=== Task brief ===
Find the string "sources" in the records. Copy every line it appears in.

[Data records for software interfaces]
^^^^

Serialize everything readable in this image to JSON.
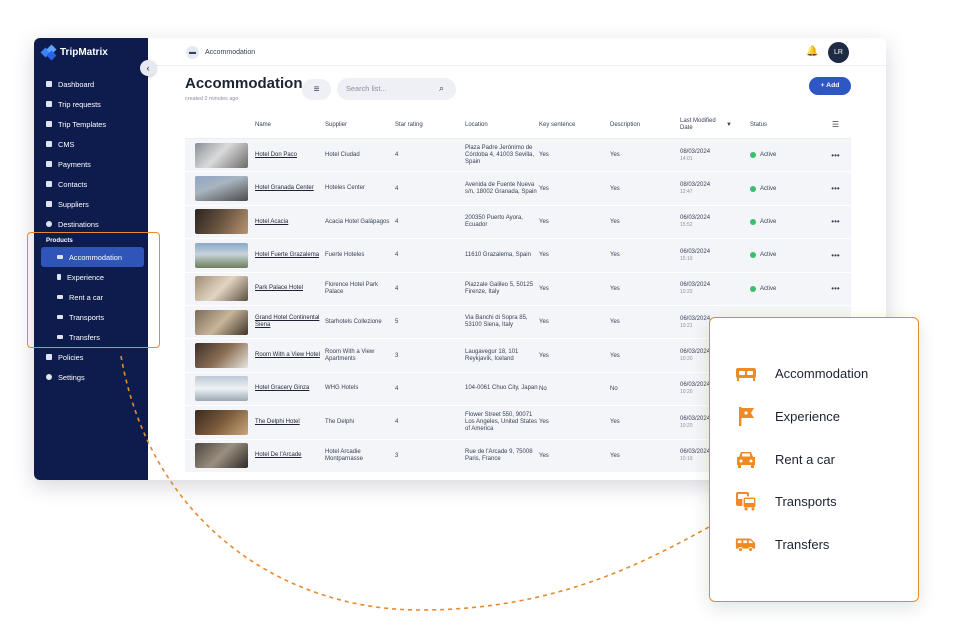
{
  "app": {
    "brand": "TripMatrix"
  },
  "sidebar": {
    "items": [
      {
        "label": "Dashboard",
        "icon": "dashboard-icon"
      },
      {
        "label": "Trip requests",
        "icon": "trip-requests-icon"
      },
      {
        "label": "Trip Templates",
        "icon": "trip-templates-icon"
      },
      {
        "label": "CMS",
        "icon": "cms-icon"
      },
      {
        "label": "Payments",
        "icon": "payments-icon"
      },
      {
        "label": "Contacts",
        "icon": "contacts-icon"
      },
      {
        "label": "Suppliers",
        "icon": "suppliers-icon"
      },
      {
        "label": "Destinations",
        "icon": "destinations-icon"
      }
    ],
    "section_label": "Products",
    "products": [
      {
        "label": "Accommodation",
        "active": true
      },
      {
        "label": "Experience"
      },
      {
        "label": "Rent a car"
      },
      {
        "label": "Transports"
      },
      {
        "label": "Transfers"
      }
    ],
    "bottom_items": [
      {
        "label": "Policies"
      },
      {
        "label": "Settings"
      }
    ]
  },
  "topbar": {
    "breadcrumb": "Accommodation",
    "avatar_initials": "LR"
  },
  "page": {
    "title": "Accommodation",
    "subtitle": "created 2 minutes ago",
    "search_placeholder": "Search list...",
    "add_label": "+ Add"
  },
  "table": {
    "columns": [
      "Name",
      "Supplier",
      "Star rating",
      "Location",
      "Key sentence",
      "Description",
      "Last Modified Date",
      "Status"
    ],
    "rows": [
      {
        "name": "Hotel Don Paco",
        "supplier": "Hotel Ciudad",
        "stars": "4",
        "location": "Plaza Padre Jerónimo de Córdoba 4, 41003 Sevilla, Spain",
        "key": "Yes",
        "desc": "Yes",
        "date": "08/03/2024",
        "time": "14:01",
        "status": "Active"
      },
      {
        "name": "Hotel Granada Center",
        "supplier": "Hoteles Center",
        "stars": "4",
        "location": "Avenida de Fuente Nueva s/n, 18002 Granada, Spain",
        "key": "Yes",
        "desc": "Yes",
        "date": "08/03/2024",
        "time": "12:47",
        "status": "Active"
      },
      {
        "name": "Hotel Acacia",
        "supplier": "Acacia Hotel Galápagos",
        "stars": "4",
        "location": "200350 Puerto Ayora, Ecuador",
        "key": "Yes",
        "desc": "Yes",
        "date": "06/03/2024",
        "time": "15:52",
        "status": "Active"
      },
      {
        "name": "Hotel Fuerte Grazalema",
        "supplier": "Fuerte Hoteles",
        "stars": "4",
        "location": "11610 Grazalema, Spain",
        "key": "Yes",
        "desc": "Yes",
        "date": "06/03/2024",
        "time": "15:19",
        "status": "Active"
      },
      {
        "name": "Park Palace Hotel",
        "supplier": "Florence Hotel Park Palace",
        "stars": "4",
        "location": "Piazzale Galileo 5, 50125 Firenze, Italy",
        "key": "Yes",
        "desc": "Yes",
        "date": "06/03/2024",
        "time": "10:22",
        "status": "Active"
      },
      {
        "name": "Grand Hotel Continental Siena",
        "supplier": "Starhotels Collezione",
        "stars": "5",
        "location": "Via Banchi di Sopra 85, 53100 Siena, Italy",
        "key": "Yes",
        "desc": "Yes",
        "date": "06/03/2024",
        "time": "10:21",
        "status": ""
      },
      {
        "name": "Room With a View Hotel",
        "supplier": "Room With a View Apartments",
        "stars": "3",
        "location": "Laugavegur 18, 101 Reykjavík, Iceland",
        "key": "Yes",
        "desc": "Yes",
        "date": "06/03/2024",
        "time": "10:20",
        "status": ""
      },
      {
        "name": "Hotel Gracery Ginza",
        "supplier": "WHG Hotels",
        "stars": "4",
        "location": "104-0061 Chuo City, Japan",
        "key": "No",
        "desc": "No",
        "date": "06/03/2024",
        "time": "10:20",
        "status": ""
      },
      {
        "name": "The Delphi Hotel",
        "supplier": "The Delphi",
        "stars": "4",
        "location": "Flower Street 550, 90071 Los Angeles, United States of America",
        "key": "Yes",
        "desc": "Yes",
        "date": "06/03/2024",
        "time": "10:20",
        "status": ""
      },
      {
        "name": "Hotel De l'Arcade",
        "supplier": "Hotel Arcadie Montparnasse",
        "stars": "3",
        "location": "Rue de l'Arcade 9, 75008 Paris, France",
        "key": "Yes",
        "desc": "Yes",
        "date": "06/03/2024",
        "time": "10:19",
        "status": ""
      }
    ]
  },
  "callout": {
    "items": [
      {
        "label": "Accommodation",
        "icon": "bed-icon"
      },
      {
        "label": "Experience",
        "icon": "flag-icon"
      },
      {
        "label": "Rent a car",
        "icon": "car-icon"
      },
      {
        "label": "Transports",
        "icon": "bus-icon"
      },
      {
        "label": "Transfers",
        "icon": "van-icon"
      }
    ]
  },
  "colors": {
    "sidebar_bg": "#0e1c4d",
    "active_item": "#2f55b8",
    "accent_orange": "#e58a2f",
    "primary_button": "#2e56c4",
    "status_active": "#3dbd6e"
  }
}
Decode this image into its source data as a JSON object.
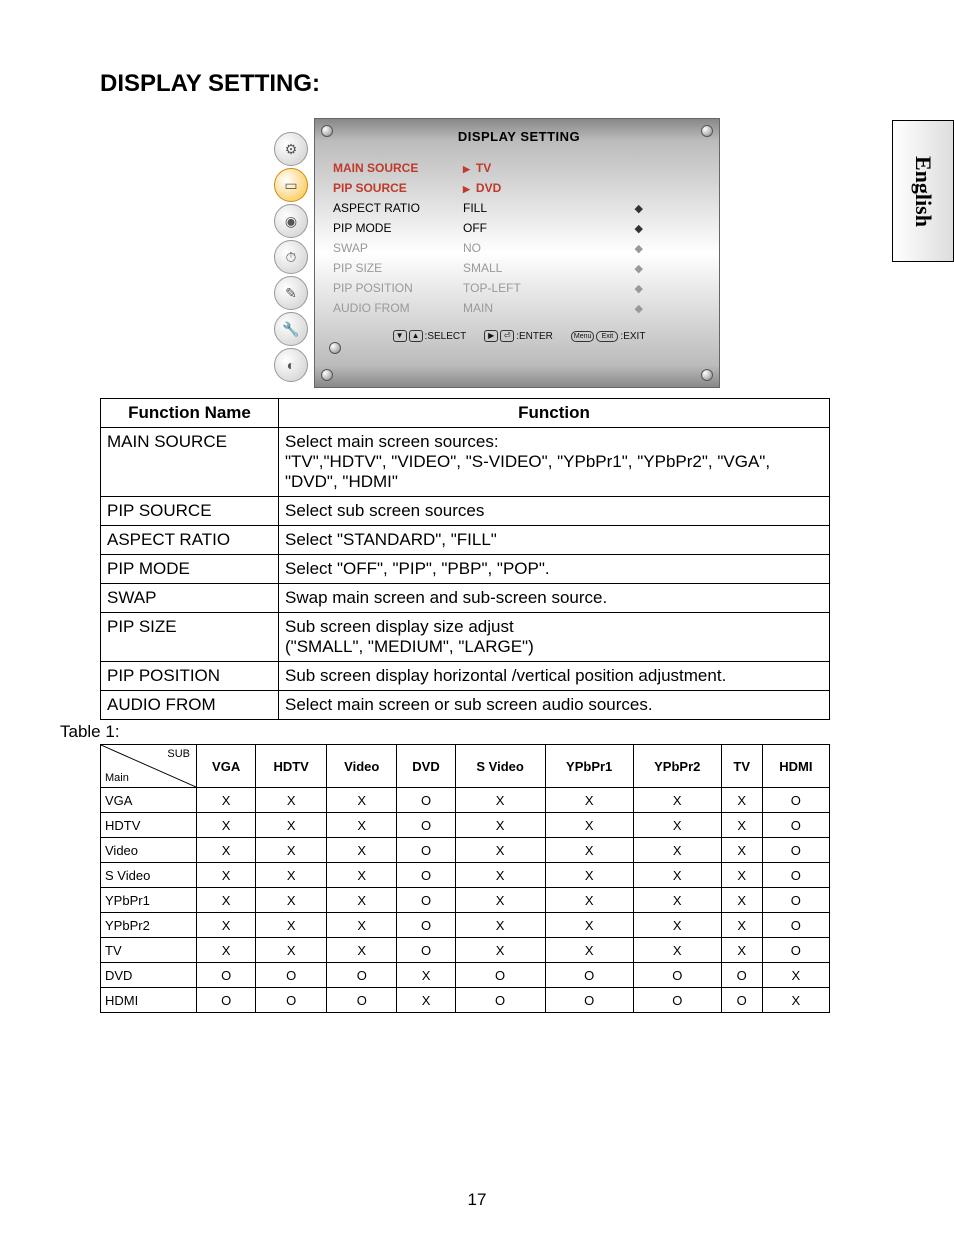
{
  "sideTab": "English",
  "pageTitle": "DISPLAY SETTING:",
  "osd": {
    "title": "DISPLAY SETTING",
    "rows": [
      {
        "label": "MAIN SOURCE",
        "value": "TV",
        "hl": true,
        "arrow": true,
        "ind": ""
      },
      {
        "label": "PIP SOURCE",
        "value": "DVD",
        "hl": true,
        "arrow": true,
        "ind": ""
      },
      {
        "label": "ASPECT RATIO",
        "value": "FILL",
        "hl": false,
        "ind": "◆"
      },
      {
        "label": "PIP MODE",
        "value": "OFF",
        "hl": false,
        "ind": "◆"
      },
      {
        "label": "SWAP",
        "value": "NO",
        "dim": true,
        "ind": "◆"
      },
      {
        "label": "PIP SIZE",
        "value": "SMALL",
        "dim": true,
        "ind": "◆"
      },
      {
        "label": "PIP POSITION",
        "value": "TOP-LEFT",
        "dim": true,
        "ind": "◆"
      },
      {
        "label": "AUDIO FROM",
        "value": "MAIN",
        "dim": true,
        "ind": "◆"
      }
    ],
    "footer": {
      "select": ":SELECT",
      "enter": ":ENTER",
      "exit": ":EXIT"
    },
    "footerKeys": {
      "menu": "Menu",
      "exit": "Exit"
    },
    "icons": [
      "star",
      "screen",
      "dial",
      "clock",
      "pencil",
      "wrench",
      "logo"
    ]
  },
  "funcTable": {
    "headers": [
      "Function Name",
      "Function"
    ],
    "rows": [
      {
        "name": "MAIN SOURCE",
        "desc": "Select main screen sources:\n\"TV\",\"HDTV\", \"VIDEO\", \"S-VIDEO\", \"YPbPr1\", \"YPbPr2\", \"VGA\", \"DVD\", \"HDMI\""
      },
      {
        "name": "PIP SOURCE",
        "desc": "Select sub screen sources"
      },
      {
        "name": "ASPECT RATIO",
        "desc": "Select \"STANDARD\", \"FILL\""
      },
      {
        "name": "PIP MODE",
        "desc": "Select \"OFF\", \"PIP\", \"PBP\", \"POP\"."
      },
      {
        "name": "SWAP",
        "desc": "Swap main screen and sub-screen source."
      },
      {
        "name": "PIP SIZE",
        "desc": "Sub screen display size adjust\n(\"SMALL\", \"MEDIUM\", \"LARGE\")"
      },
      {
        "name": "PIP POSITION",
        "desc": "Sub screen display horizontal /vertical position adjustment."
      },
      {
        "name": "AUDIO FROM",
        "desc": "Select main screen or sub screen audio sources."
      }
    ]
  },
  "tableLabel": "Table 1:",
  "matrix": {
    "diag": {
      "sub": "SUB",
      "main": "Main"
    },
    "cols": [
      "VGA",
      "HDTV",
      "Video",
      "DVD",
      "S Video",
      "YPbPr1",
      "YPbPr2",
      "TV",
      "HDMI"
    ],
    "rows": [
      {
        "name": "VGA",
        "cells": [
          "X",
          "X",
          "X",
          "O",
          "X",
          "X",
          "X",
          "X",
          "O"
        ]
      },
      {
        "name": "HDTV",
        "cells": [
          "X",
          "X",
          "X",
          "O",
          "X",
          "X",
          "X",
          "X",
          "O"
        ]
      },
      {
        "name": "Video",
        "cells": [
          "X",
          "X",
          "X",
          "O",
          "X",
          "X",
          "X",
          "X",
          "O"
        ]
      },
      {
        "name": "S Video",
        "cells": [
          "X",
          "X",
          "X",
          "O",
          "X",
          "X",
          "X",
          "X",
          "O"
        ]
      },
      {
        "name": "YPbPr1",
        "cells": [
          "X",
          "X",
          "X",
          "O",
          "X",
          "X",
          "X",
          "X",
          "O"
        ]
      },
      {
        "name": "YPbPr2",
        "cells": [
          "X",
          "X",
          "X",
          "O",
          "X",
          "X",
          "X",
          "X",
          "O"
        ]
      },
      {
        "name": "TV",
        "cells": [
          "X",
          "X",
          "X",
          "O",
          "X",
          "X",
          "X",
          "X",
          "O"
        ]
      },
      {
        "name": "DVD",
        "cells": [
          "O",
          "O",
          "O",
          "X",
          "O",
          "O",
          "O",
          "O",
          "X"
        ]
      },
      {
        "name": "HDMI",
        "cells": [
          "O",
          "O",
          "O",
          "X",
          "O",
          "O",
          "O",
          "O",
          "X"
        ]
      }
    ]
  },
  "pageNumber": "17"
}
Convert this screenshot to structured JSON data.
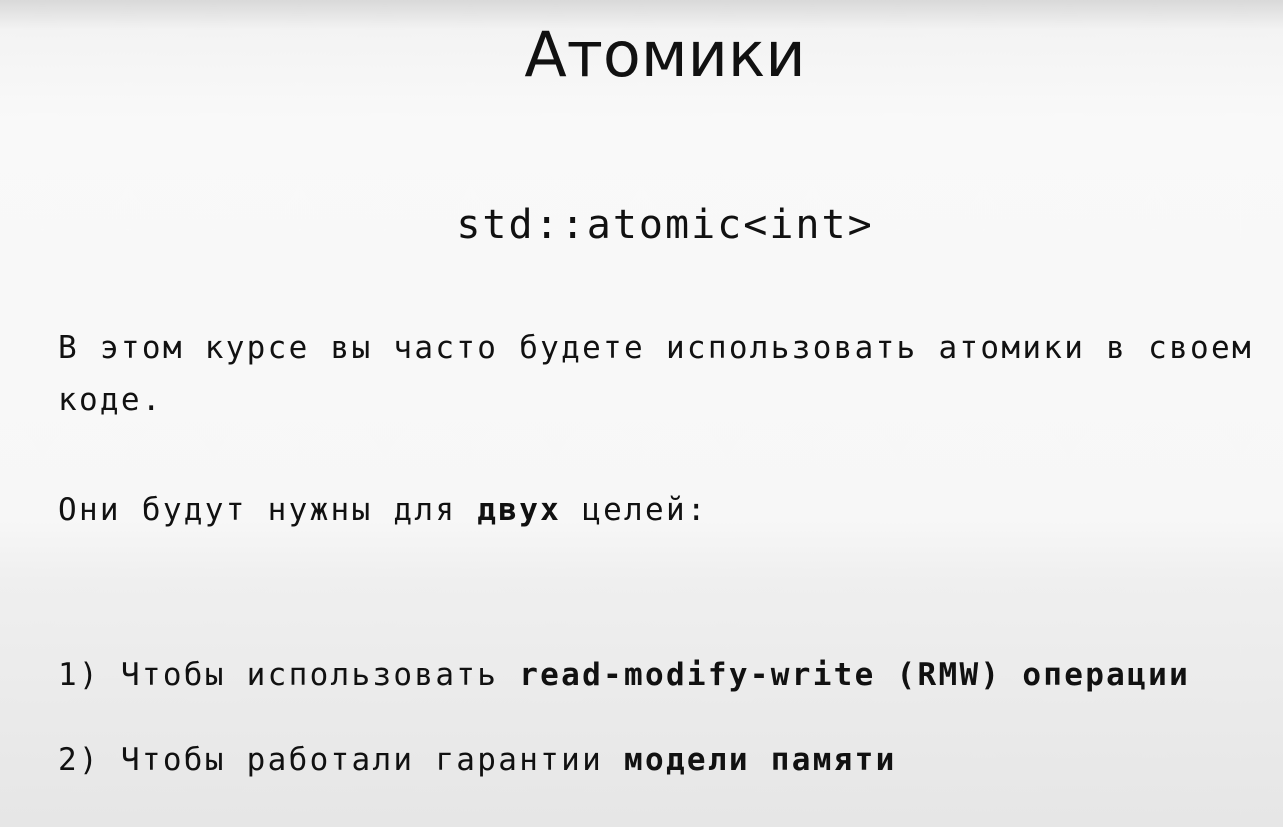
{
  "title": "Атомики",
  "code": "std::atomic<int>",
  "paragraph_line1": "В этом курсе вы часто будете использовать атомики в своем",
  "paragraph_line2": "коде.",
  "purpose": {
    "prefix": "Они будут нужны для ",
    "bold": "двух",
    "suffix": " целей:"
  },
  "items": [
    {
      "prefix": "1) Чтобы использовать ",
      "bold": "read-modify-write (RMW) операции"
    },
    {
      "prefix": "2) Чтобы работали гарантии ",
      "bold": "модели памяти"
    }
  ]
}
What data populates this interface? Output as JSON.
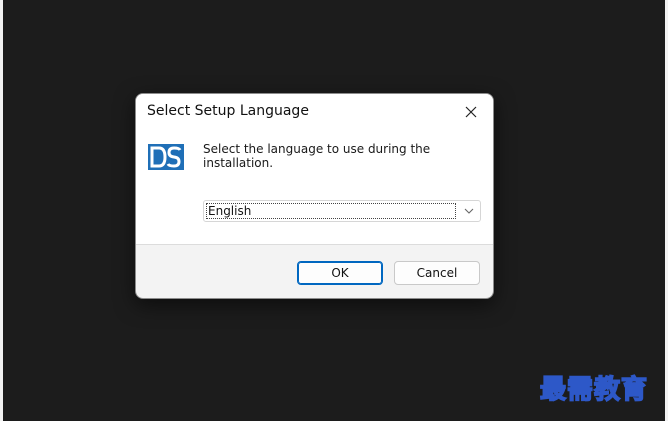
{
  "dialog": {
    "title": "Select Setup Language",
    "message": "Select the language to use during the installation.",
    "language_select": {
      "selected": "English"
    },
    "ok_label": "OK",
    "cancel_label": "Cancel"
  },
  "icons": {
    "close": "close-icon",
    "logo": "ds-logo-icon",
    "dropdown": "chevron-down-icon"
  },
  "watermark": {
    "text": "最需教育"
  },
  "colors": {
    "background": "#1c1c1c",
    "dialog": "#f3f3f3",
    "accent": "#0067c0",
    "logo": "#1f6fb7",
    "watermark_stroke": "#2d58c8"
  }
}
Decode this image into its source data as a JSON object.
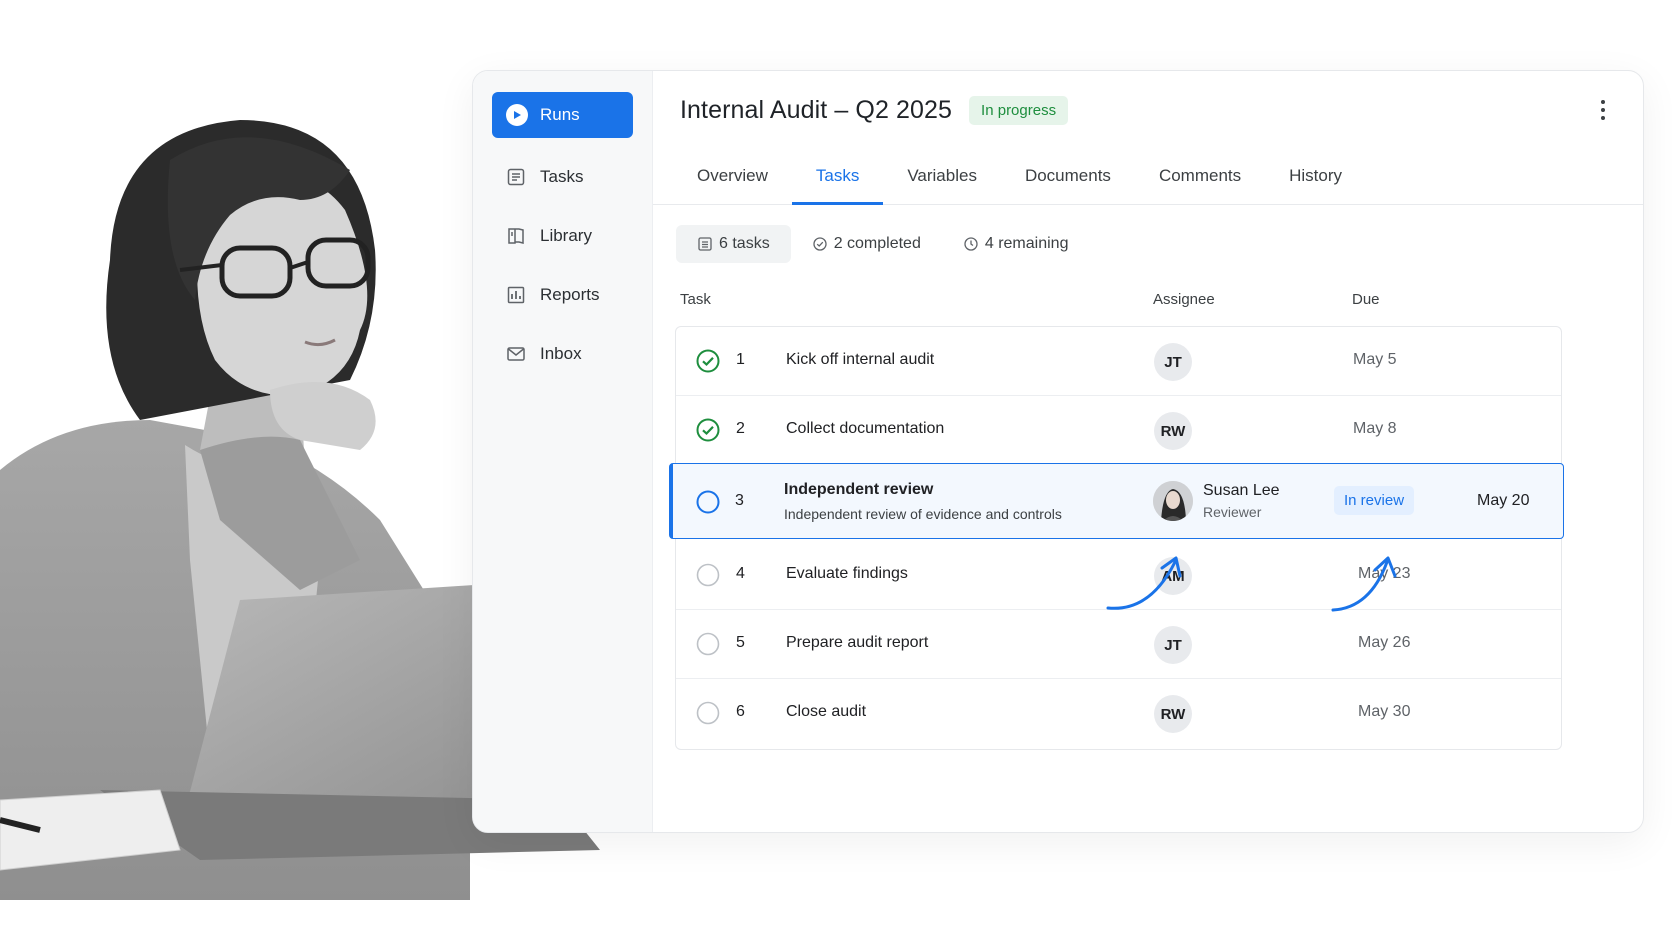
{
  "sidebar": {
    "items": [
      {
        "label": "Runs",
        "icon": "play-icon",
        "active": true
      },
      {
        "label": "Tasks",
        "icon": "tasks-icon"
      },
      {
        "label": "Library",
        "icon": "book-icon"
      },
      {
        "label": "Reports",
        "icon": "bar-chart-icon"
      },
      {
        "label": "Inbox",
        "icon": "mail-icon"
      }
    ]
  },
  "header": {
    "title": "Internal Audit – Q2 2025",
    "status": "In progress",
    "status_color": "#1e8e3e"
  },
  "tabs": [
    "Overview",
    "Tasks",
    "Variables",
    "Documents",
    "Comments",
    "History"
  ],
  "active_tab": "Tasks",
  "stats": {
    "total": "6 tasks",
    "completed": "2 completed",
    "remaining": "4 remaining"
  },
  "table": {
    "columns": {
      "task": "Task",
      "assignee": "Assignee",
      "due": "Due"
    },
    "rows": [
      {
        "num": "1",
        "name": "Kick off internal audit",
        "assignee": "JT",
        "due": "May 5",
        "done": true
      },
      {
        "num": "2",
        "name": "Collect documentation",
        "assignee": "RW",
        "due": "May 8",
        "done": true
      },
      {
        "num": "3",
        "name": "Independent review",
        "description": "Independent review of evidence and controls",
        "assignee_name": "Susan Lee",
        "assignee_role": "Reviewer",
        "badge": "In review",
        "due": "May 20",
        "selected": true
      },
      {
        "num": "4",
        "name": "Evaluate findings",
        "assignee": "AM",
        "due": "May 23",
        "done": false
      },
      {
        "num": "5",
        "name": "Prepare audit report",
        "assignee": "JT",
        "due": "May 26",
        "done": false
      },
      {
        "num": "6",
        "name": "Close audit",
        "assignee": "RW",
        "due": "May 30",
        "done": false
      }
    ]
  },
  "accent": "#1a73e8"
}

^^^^

=== Task output ===
        "desc": "Select main screen sources:\n\"TV\",\"HDTV\", \"VIDEO\", \"S-VIDEO\", \"YPbPr1\", \"YPbPr2\", \"VGA\", \"DVD\", \"HDMI\""
        "desc": "Select sub screen sources"
        "desc": "Select main screen or sub screen audio sources."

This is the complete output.